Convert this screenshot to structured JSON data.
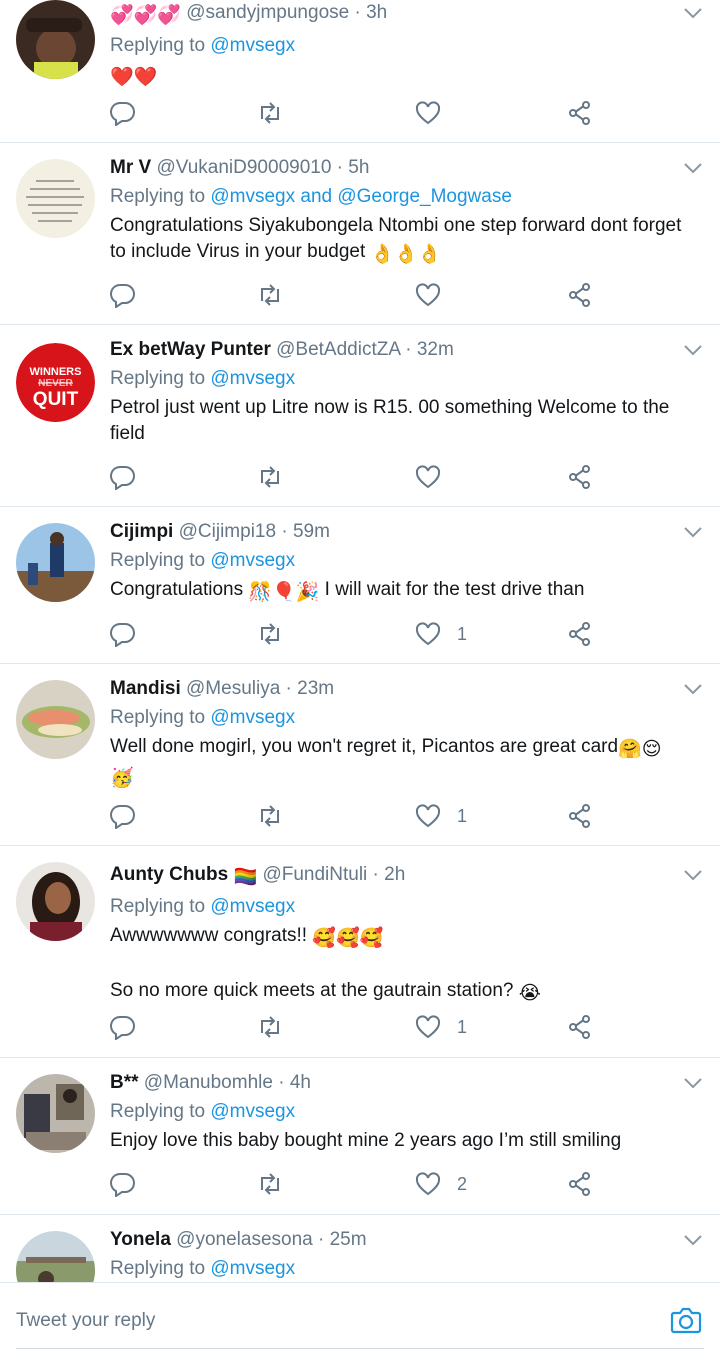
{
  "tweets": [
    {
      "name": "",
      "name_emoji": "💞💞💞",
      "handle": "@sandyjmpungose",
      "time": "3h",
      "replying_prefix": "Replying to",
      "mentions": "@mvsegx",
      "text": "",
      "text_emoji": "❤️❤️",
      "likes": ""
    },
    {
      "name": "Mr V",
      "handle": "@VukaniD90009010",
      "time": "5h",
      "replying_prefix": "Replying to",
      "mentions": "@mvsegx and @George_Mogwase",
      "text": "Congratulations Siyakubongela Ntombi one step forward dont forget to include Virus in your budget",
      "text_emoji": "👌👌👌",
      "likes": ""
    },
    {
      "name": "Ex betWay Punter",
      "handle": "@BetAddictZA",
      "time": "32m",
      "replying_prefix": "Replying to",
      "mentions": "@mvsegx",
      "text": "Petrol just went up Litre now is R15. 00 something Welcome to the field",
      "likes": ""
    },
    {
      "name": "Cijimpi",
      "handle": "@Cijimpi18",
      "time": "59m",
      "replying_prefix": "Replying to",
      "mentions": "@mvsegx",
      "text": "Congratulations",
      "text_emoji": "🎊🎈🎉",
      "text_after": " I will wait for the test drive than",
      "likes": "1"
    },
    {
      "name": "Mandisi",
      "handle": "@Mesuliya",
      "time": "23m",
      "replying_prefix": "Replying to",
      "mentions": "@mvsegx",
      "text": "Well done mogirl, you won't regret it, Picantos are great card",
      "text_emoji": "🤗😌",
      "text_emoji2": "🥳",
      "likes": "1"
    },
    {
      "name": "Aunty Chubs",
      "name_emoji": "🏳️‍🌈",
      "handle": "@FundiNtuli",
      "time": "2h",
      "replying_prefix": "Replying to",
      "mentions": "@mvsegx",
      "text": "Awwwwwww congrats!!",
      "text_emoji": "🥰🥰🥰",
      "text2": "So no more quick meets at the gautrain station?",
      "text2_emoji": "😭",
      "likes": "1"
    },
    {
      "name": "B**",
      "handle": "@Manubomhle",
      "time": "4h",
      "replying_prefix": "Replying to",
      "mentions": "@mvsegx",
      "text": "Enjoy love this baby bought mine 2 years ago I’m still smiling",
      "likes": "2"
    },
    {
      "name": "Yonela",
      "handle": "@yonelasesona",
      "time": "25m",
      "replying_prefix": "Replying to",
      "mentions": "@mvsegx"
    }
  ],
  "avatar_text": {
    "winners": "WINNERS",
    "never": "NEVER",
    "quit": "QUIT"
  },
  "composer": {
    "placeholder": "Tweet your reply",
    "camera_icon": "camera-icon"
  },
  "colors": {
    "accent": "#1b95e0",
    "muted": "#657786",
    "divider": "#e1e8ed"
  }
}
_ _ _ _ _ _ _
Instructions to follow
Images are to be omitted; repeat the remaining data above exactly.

Task response
Convert this screenshot to structured JSON data.
{
  "tweets": [
    {
      "name": "",
      "name_emoji": "💞💞💞",
      "handle": "@sandyjmpungose",
      "time": "3h",
      "replying_prefix": "Replying to",
      "mentions": "@mvsegx",
      "text": "",
      "text_emoji": "❤️❤️",
      "likes": ""
    },
    {
      "name": "Mr V",
      "handle": "@VukaniD90009010",
      "time": "5h",
      "replying_prefix": "Replying to",
      "mentions": "@mvsegx and @George_Mogwase",
      "text": "Congratulations Siyakubongela Ntombi one step forward dont forget to include Virus in your budget",
      "text_emoji": "👌👌👌",
      "likes": ""
    },
    {
      "name": "Ex betWay Punter",
      "handle": "@BetAddictZA",
      "time": "32m",
      "replying_prefix": "Replying to",
      "mentions": "@mvsegx",
      "text": "Petrol just went up Litre now is R15. 00 something Welcome to the field",
      "likes": ""
    },
    {
      "name": "Cijimpi",
      "handle": "@Cijimpi18",
      "time": "59m",
      "replying_prefix": "Replying to",
      "mentions": "@mvsegx",
      "text": "Congratulations",
      "text_emoji": "🎊🎈🎉",
      "text_after": " I will wait for the test drive than",
      "likes": "1"
    },
    {
      "name": "Mandisi",
      "handle": "@Mesuliya",
      "time": "23m",
      "replying_prefix": "Replying to",
      "mentions": "@mvsegx",
      "text": "Well done mogirl, you won't regret it, Picantos are great card",
      "text_emoji": "🤗😌",
      "text_emoji2": "🥳",
      "likes": "1"
    },
    {
      "name": "Aunty Chubs",
      "name_emoji": "🏳️‍🌈",
      "handle": "@FundiNtuli",
      "time": "2h",
      "replying_prefix": "Replying to",
      "mentions": "@mvsegx",
      "text": "Awwwwwww congrats!!",
      "text_emoji": "🥰🥰🥰",
      "text2": "So no more quick meets at the gautrain station?",
      "text2_emoji": "😭",
      "likes": "1"
    },
    {
      "name": "B**",
      "handle": "@Manubomhle",
      "time": "4h",
      "replying_prefix": "Replying to",
      "mentions": "@mvsegx",
      "text": "Enjoy love this baby bought mine 2 years ago I’m still smiling",
      "likes": "2"
    },
    {
      "name": "Yonela",
      "handle": "@yonelasesona",
      "time": "25m",
      "replying_prefix": "Replying to",
      "mentions": "@mvsegx"
    }
  ],
  "avatar_text": {
    "winners": "WINNERS",
    "never": "NEVER",
    "quit": "QUIT"
  },
  "composer": {
    "placeholder": "Tweet your reply",
    "camera_icon": "camera-icon"
  },
  "colors": {
    "accent": "#1b95e0",
    "muted": "#657786",
    "divider": "#e1e8ed"
  }
}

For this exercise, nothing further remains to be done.